US sanctions on spare parts for Iran’s civilian aircraft have led to a series of tragic and avoidable accidents.
- New York Times: “The sanctions have prevented oil-rich Iran from updating its fleet, forcing it to use substandard Russian planes and to patch up its older jets far past their normal years of service, drawing on spare parts bought with increasing difficulty on the black market. Rarely a year goes by without major airline accidents, and most Iranian planes, including the 727, are forbidden to operate within the European Union.” (New York Times, Iran’s Airlines Seen as Faltering Under Sanctions; July 13, 2012)
- Christian Science Monitor: “In late 2002, speaking days after the crash of a Ukrainian-made plane killed 46 scientists, the then-transport chief [of Iran] said several Boeing and Airbus planes had been grounded for lack of parts, and Iran’s aging fleet had ‘reached a crisis point.’” (Christian Science Monitor, Iran plane crash latest to afflict aging fleet; January 10, 2011)
Reformist and opposition leaders in Iran say that sanctions give the Iranian government a pretext to crack down on opposition groups like the Green Movement.
- Mehdi Karroubi, senior leader of the Green Movement: “These sanctions have given an excuse to the Iranian government to suppress the opposition by blaming them for the unstable situation of the country… “Look at Cuba and North Korea. Have sanctions brought democracy to their people? They have just made them more isolated and given them the opportunity to crack down on their opposition without bothering themselves about the international attention.” (The Guardian, Iran sanctions strengthen Ahmadinejad regime; August 11, 2010)

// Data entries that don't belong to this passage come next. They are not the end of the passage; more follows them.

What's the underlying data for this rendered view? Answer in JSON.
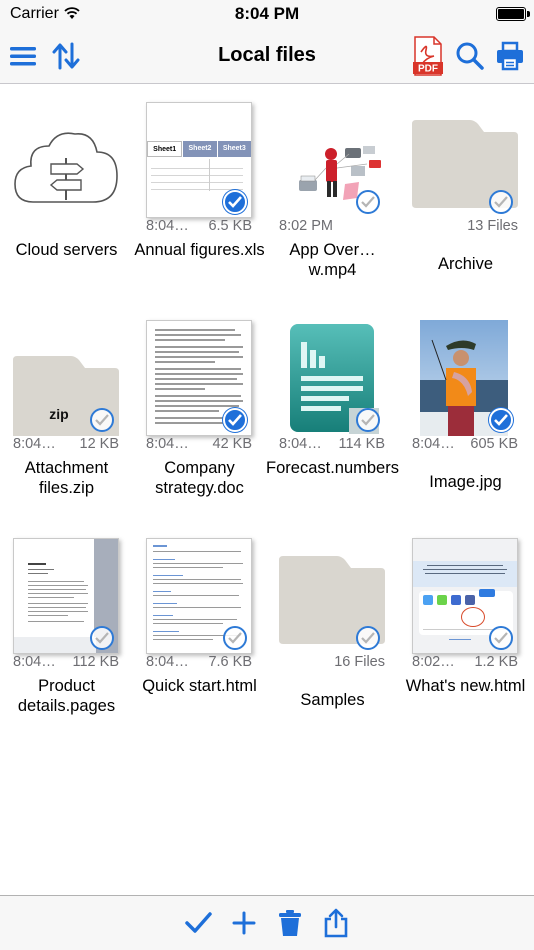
{
  "status": {
    "carrier": "Carrier",
    "time": "8:04 PM"
  },
  "nav": {
    "title": "Local files",
    "pdf_label": "PDF"
  },
  "accent": "#1e6fd9",
  "files": [
    {
      "meta_left": "",
      "meta_right": "",
      "label": "Cloud servers",
      "checked": null
    },
    {
      "meta_left": "8:04…",
      "meta_right": "6.5 KB",
      "label": "Annual figures.xls",
      "checked": true
    },
    {
      "meta_left": "8:02 PM",
      "meta_right": "",
      "label": "App Over…w.mp4",
      "checked": false
    },
    {
      "meta_left": "",
      "meta_right": "13 Files",
      "label": "Archive",
      "checked": false
    },
    {
      "meta_left": "8:04…",
      "meta_right": "12 KB",
      "label": "Attachment files.zip",
      "checked": false,
      "zip": "zip"
    },
    {
      "meta_left": "8:04…",
      "meta_right": "42 KB",
      "label": "Company strategy.doc",
      "checked": true
    },
    {
      "meta_left": "8:04…",
      "meta_right": "114 KB",
      "label": "Forecast.numbers",
      "checked": false
    },
    {
      "meta_left": "8:04…",
      "meta_right": "605 KB",
      "label": "Image.jpg",
      "checked": true
    },
    {
      "meta_left": "8:04…",
      "meta_right": "112 KB",
      "label": "Product details.pages",
      "checked": false
    },
    {
      "meta_left": "8:04…",
      "meta_right": "7.6 KB",
      "label": "Quick start.html",
      "checked": false
    },
    {
      "meta_left": "",
      "meta_right": "16 Files",
      "label": "Samples",
      "checked": false
    },
    {
      "meta_left": "8:02…",
      "meta_right": "1.2 KB",
      "label": "What's new.html",
      "checked": false
    }
  ],
  "sheet": {
    "tab1": "Sheet1",
    "tab2": "Sheet2",
    "tab3": "Sheet3"
  },
  "toolbar": {
    "icons": [
      "checkmark-icon",
      "plus-icon",
      "trash-icon",
      "share-icon"
    ]
  }
}
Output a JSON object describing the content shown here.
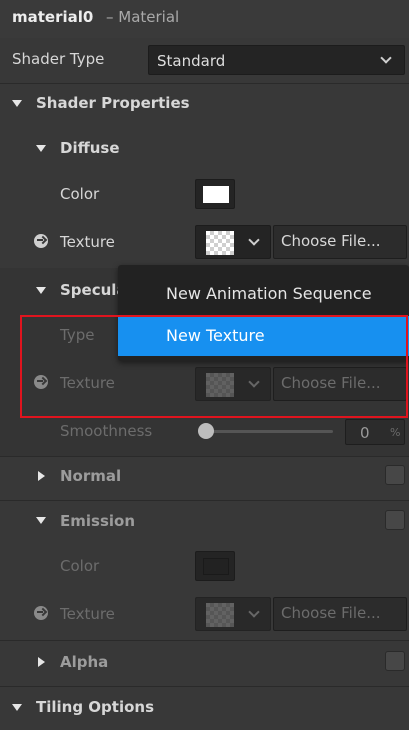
{
  "window": {
    "title_main": "material0",
    "title_sub": "– Material"
  },
  "shader_type": {
    "label": "Shader Type",
    "value": "Standard"
  },
  "sections": {
    "shader_properties": "Shader Properties",
    "diffuse": "Diffuse",
    "specular": "Specula",
    "normal": "Normal",
    "emission": "Emission",
    "alpha": "Alpha",
    "tiling_options": "Tiling Options"
  },
  "diffuse": {
    "color_label": "Color",
    "color_value": "#ffffff",
    "texture_label": "Texture",
    "choose_file": "Choose File..."
  },
  "specular": {
    "type_label": "Type",
    "texture_label": "Texture",
    "choose_file": "Choose File...",
    "smoothness_label": "Smoothness",
    "smoothness_value": "0",
    "smoothness_unit": "%"
  },
  "emission": {
    "color_label": "Color",
    "color_value": "#222222",
    "texture_label": "Texture",
    "choose_file": "Choose File..."
  },
  "context_menu": {
    "items": [
      "New Animation Sequence",
      "New Texture"
    ],
    "active_index": 1
  },
  "colors": {
    "accent": "#1790f0",
    "highlight_border": "#e0141e",
    "panel_bg": "#383838"
  }
}
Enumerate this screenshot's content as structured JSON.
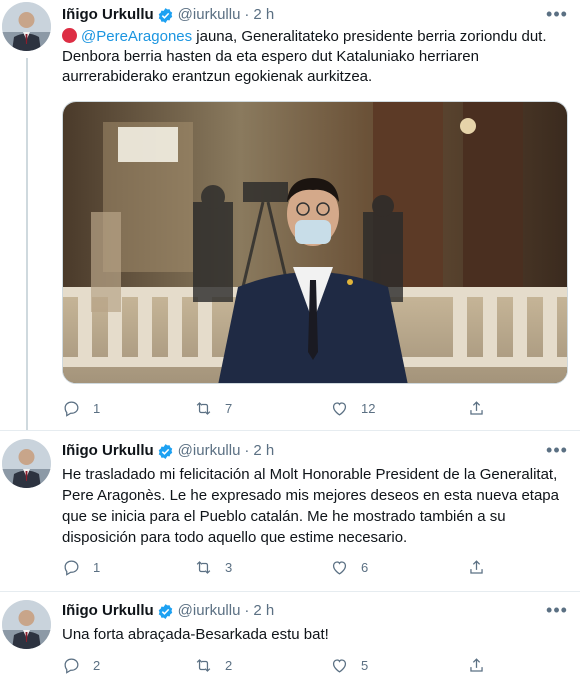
{
  "tweets": [
    {
      "author_name": "Iñigo Urkullu",
      "handle": "@iurkullu",
      "separator": "·",
      "time": "2 h",
      "mention": "@PereAragones",
      "text_after_mention": " jauna, Generalitateko presidente berria zoriondu dut.",
      "text_line2": "Denbora berria hasten da eta espero dut  Kataluniako herriaren",
      "text_line3": "aurrerabiderako erantzun egokienak aurkitzea.",
      "replies": "1",
      "retweets": "7",
      "likes": "12"
    },
    {
      "author_name": "Iñigo Urkullu",
      "handle": "@iurkullu",
      "separator": "·",
      "time": "2 h",
      "text_line1": "He trasladado mi felicitación al Molt Honorable President de la Generalitat,",
      "text_line2": "Pere Aragonès. Le he expresado mis mejores deseos en esta nueva etapa",
      "text_line3": "que se inicia para el Pueblo catalán. Me he mostrado también a su",
      "text_line4": "disposición para todo aquello que estime necesario.",
      "replies": "1",
      "retweets": "3",
      "likes": "6"
    },
    {
      "author_name": "Iñigo Urkullu",
      "handle": "@iurkullu",
      "separator": "·",
      "time": "2 h",
      "text_line1": "Una forta abraçada-Besarkada estu bat!",
      "replies": "2",
      "retweets": "2",
      "likes": "5"
    }
  ],
  "icons": {
    "more": "more-horizontal-icon",
    "reply": "reply-icon",
    "retweet": "retweet-icon",
    "like": "heart-icon",
    "share": "share-icon",
    "verified": "verified-badge-icon",
    "flag": "red-circle-emoji"
  },
  "colors": {
    "link": "#1b95e0",
    "secondary_text": "#5b7083",
    "verified": "#1da1f2",
    "divider": "#e6ecf0"
  }
}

- Ali Shakouri-Rad, a leading member of the opposition Islamic Iran Participation Front: “‘The government will say that critics of their policies are doing the foreigners’ bidding’ and will use sanctions as a pretext to silence opponents, said.” (Washington Post, Iranian Opposition Warns Against Stricter Sanctions; October 1, 2009)
Though the Obama Administration has taken some steps to undo the effects of sanctions that make it more difficult for Iranians to freely access internet communications tools, sanctions continue to affect the availability of internet tools inside Iran:
- “In spite of these legal allowances, the publics of sanctioned countries continue to be denied access to the basic tools and platforms necessary for communicating safely and securely online. While civil society and governments foster the development of technology to protect Internet users, this continued restriction of access facilitates authoritarian governments in the repression of their citizens’ fundamental freedoms.” (Coalition organizations supporting internet freedom; June 28, 2012)
- “The Obama administration has granted exemptions from trade restrictions with Syria and Iran to allow U.S. tech firms to make their goods and services available to customers in those countries. But the sheer complexity of the sanctions — and the steep fines for violating them — have in many cases kept U.S. firms from seeking clarification or attempting to obtain export licenses.” (Washington Post, Sanctions aimed at Syria and Iran are hindering opposition, activists say; August 14, 2012)
- “The irony of the situation, [say activists], is that as members of the opposition struggle to access new technologies, the Iranian and Syrian governments have been able to circumvent sanctions through a network of suppliers.” (Washington Post, Sanctions aimed at Syria and Iran are hindering opposition, activists say; August 14, 2012)